Social media has its roots in the urban landscape of hip and hype, blackberries and asphalt. Our farm's roots sink into a sandy loam more than a six hour drive from any major metropolis -- whether Omaha to the South, Denver to the West, Minneapolis to the East, or some Canadian city to the North I would assume. (They have cities in Canada right?)
Yet, rural isolation no longer means disconnection from the human world. Check out this article on farming in the age of Social Media:
Facebook is a great medium for connecting to our farm. There will be more daily updates, more opportunities to comment and share your experiences. This month, we are uploading a photo a day from the farm accompanied by a quotation from Wendell Berry, the poet and sage of the small farm.
How can Facebook become more useful in making connections between farmers and eaters? Connections between farmers and other farmers? People and the ecosystems that sustain them?
James Farrell, a professor of Environmental Studies at St. Olaf College, offers ruminations on a new sort of Facebook, ideas from a chapter in his book the Nature of College that Farrell co-wrote with Mark Werner, farmer at Muddy Pumpkin Farms. Check out more details on the book on the Milkweed Press website.
And let us know. What information should we tell you about our daily farming life? What type of social media would put a Face on our Food? Can we tweet the Farm to your Table?

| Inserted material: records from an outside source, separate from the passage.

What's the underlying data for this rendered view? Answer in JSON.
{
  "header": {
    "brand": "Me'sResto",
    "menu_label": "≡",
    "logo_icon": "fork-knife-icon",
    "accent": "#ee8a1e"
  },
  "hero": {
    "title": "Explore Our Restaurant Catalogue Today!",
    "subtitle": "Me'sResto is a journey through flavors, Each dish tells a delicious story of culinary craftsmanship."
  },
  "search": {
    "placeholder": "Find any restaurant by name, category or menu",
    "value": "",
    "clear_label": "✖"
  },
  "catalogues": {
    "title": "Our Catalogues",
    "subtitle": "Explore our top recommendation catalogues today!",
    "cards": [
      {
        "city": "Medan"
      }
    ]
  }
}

I don't think the answer is FarmVille.
But maybe the answer will look something like MyFarm: